Beyond the Cairo Geniza documents is one of the most precious of all the medieval manuscripts, namely, the Bodleian Mishneh Torah manuscript (Huntington 80), with its own dedicated website. A professional scribe wrote the beautiful manuscript, but in the white space at the bottom of folio 165r, at the end of book 2, the great sage himself wrote, in his own hand, הוגה מספרי אני משה ברבי מימון “checked against my copy [lit. book], I, Moshe son of Rabbi Maimon.” An entire backstory is created thereby: Maimonides drafted the work in his rather quick and cursive hand (recall the Cairo Geniza documents); he gave it to a professional scribe in order to produce the definitive edition; and he then checked and proofread the entire work, with approval, as indicated by his personal imprimatur at the bottom of folio 165r (fig. 7).
But to return to the aforementioned report of the visitor to Maimonides’s home, C.U.L. T-S 8.J.14.18, I tell my students: “Right, so Maimonides wrote the Guide for the Perplexed, and he wrote the Mishneh Torah, and he served as physician to the sultan, and he served as head of the Jewish community in Cairo—but I want to know what he served his guests!” And thus we read in the afore-cited document, which provides a unique window into Maimonides’s own home, “I kissed his eminent hand, and he received us very warmly. . . . Then such things happened that are impossible to describe in a letter. Baskets arrived and he began to eat lemon cakes” (translation adapted from here).
And so we proceed. It is not just a matter of discussing Rabbanite-Karaite relations in the Middle Ages: I show the students examples of ketubot indicating marriage between the two groups, including Bodleian MS Heb a.3.42, recording the marriage of Yahya ben Avraham (a Rabbanite physician) and Rayyisa bat Saadia (a wealthy Karaite woman) (fig. 8). Similarly, it is not just a matter of discussing conversion between Judaism and Islam (in both directions) and between Judaism and Christianity (ditto): I show the students the memoir and musical compositions of Johannes of Oppido = Obadiah the Proselyte, that is, Budapest 134 1r (the beginning of the memoir) (fig. 9) and C.U.L. T-S K5.41 (with the prayer ברוך הגבר set to Gregorian chant) (fig. 10). Again, whether or not the students can read Hebrew is not the point; rather, each of them is able to enter the world of the Middle Ages by viewing these documents firsthand.
As we end the course with the expulsion of the Jews from Spain in 1492, in an effort to give the students a sense of how wealthy and prominent the community was, I end the semester with images of the Kennicott Bible, written in La Coruña in 1476, now housed in the Bodleian Library.
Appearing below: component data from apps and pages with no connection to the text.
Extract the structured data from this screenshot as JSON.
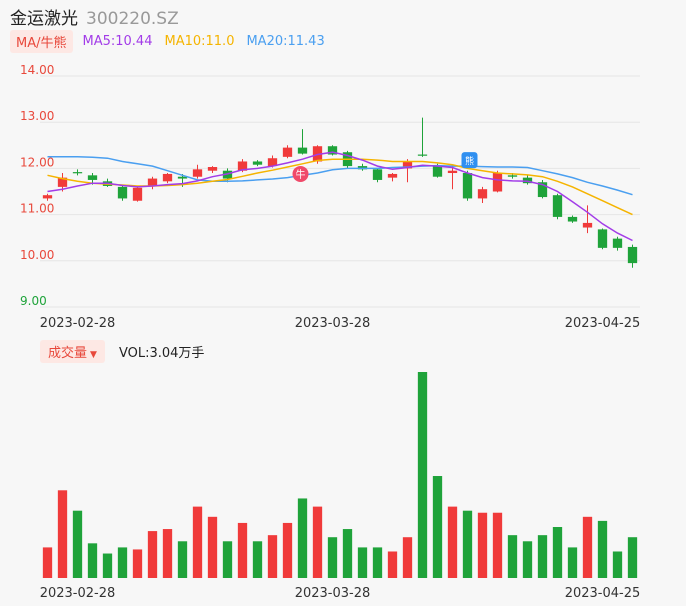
{
  "header": {
    "name": "金运激光",
    "code": "300220.SZ"
  },
  "ma": {
    "badge": "MA/牛熊",
    "ma5": "MA5:10.44",
    "ma10": "MA10:11.0",
    "ma20": "MA20:11.43",
    "ma5_color": "#a23ce8",
    "ma10_color": "#f5b400",
    "ma20_color": "#4a9ff0"
  },
  "volume": {
    "badge": "成交量",
    "text": "VOL:3.04万手"
  },
  "markers": {
    "bull": "牛",
    "blue": "熊"
  },
  "colors": {
    "up": "#f03a3a",
    "down": "#1fa33a",
    "price_axis": "#e8483b",
    "low_axis": "#1fa33a"
  },
  "chart_data": [
    {
      "type": "candlestick",
      "y_ticks": [
        "14.00",
        "13.00",
        "12.00",
        "11.00",
        "10.00",
        "9.00"
      ],
      "ylim": [
        9.0,
        14.0
      ],
      "x_ticks": [
        "2023-02-28",
        "2023-03-28",
        "2023-04-25"
      ],
      "candles": [
        {
          "o": 11.35,
          "h": 11.45,
          "l": 11.3,
          "c": 11.42
        },
        {
          "o": 11.6,
          "h": 11.9,
          "l": 11.5,
          "c": 11.8
        },
        {
          "o": 11.92,
          "h": 11.98,
          "l": 11.85,
          "c": 11.9
        },
        {
          "o": 11.85,
          "h": 11.9,
          "l": 11.65,
          "c": 11.75
        },
        {
          "o": 11.72,
          "h": 11.78,
          "l": 11.6,
          "c": 11.62
        },
        {
          "o": 11.6,
          "h": 11.62,
          "l": 11.3,
          "c": 11.35
        },
        {
          "o": 11.3,
          "h": 11.62,
          "l": 11.28,
          "c": 11.58
        },
        {
          "o": 11.62,
          "h": 11.82,
          "l": 11.55,
          "c": 11.78
        },
        {
          "o": 11.72,
          "h": 11.9,
          "l": 11.68,
          "c": 11.88
        },
        {
          "o": 11.82,
          "h": 11.88,
          "l": 11.6,
          "c": 11.78
        },
        {
          "o": 11.82,
          "h": 12.08,
          "l": 11.78,
          "c": 11.98
        },
        {
          "o": 11.95,
          "h": 12.05,
          "l": 11.9,
          "c": 12.03
        },
        {
          "o": 11.95,
          "h": 12.0,
          "l": 11.7,
          "c": 11.78
        },
        {
          "o": 11.95,
          "h": 12.2,
          "l": 11.92,
          "c": 12.15
        },
        {
          "o": 12.15,
          "h": 12.18,
          "l": 12.05,
          "c": 12.08
        },
        {
          "o": 12.05,
          "h": 12.28,
          "l": 12.02,
          "c": 12.22
        },
        {
          "o": 12.25,
          "h": 12.5,
          "l": 12.22,
          "c": 12.45
        },
        {
          "o": 12.45,
          "h": 12.85,
          "l": 12.3,
          "c": 12.32
        },
        {
          "o": 12.15,
          "h": 12.5,
          "l": 12.1,
          "c": 12.48
        },
        {
          "o": 12.48,
          "h": 12.5,
          "l": 12.28,
          "c": 12.3
        },
        {
          "o": 12.35,
          "h": 12.38,
          "l": 12.0,
          "c": 12.05
        },
        {
          "o": 12.05,
          "h": 12.1,
          "l": 11.95,
          "c": 11.98
        },
        {
          "o": 11.98,
          "h": 12.0,
          "l": 11.7,
          "c": 11.75
        },
        {
          "o": 11.8,
          "h": 11.9,
          "l": 11.72,
          "c": 11.88
        },
        {
          "o": 12.0,
          "h": 12.2,
          "l": 11.7,
          "c": 12.15
        },
        {
          "o": 12.3,
          "h": 13.1,
          "l": 12.25,
          "c": 12.28
        },
        {
          "o": 12.05,
          "h": 12.1,
          "l": 11.8,
          "c": 11.82
        },
        {
          "o": 11.9,
          "h": 12.05,
          "l": 11.55,
          "c": 11.95
        },
        {
          "o": 11.9,
          "h": 11.95,
          "l": 11.3,
          "c": 11.35
        },
        {
          "o": 11.35,
          "h": 11.6,
          "l": 11.25,
          "c": 11.55
        },
        {
          "o": 11.5,
          "h": 11.95,
          "l": 11.48,
          "c": 11.9
        },
        {
          "o": 11.85,
          "h": 11.9,
          "l": 11.78,
          "c": 11.82
        },
        {
          "o": 11.8,
          "h": 11.85,
          "l": 11.65,
          "c": 11.68
        },
        {
          "o": 11.7,
          "h": 11.75,
          "l": 11.35,
          "c": 11.38
        },
        {
          "o": 11.42,
          "h": 11.45,
          "l": 10.9,
          "c": 10.95
        },
        {
          "o": 10.95,
          "h": 10.98,
          "l": 10.82,
          "c": 10.85
        },
        {
          "o": 10.72,
          "h": 11.2,
          "l": 10.6,
          "c": 10.82
        },
        {
          "o": 10.68,
          "h": 10.7,
          "l": 10.25,
          "c": 10.28
        },
        {
          "o": 10.48,
          "h": 10.52,
          "l": 10.22,
          "c": 10.28
        },
        {
          "o": 10.3,
          "h": 10.35,
          "l": 9.85,
          "c": 9.95
        }
      ],
      "ma5": [
        11.5,
        11.55,
        11.62,
        11.68,
        11.68,
        11.63,
        11.6,
        11.62,
        11.65,
        11.67,
        11.73,
        11.82,
        11.88,
        11.97,
        12.0,
        12.05,
        12.12,
        12.2,
        12.3,
        12.35,
        12.28,
        12.18,
        12.05,
        11.98,
        12.02,
        12.07,
        12.05,
        12.02,
        11.9,
        11.8,
        11.75,
        11.73,
        11.72,
        11.65,
        11.5,
        11.28,
        11.05,
        10.8,
        10.6,
        10.44
      ],
      "ma10": [
        11.85,
        11.78,
        11.72,
        11.68,
        11.66,
        11.64,
        11.62,
        11.62,
        11.63,
        11.65,
        11.68,
        11.72,
        11.76,
        11.83,
        11.9,
        11.96,
        12.03,
        12.1,
        12.17,
        12.2,
        12.2,
        12.2,
        12.18,
        12.15,
        12.15,
        12.15,
        12.12,
        12.08,
        12.0,
        11.95,
        11.9,
        11.88,
        11.86,
        11.82,
        11.72,
        11.6,
        11.45,
        11.3,
        11.15,
        11.0
      ],
      "ma20": [
        12.25,
        12.25,
        12.25,
        12.24,
        12.22,
        12.15,
        12.1,
        12.05,
        11.95,
        11.85,
        11.75,
        11.72,
        11.72,
        11.73,
        11.75,
        11.77,
        11.8,
        11.85,
        11.9,
        11.97,
        12.0,
        12.0,
        12.0,
        12.02,
        12.03,
        12.05,
        12.06,
        12.05,
        12.05,
        12.04,
        12.03,
        12.03,
        12.02,
        11.95,
        11.88,
        11.8,
        11.7,
        11.62,
        11.53,
        11.43
      ],
      "volume": [
        1.5,
        4.3,
        3.3,
        1.7,
        1.2,
        1.5,
        1.4,
        2.3,
        2.4,
        1.8,
        3.5,
        3.0,
        1.8,
        2.7,
        1.8,
        2.1,
        2.7,
        3.9,
        3.5,
        2.0,
        2.4,
        1.5,
        1.5,
        1.3,
        2.0,
        10.1,
        5.0,
        3.5,
        3.3,
        3.2,
        3.2,
        2.1,
        1.8,
        2.1,
        2.5,
        1.5,
        3.0,
        2.8,
        1.3,
        2.0
      ]
    }
  ]
}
Everything about this work is simply exquisite: the biblical text, the accompanying masorah, the inclusion of David Kimhi’s Mikhlol, the penmanship of the scribe, the illuminations of the artist, and the colophons that preserve the names of both individuals, along with other valuable information (date, place, name of benefactor, etc.) (fig. 11). Once more, an entire world, that of northern Iberian Jewry, unfolds in the most vibrant of colors by studying this unsurpassed masterpiece. The Kennicott Bible marks the pinnacle of the Jewish manuscript tradition, the culmination of centuries of codex production, on the cusp of a sea change in Jewish history, and on the cusp of the beginning of Hebrew printing. And with that, the students are ready for “Jewish History II: Early Modern and Modern.”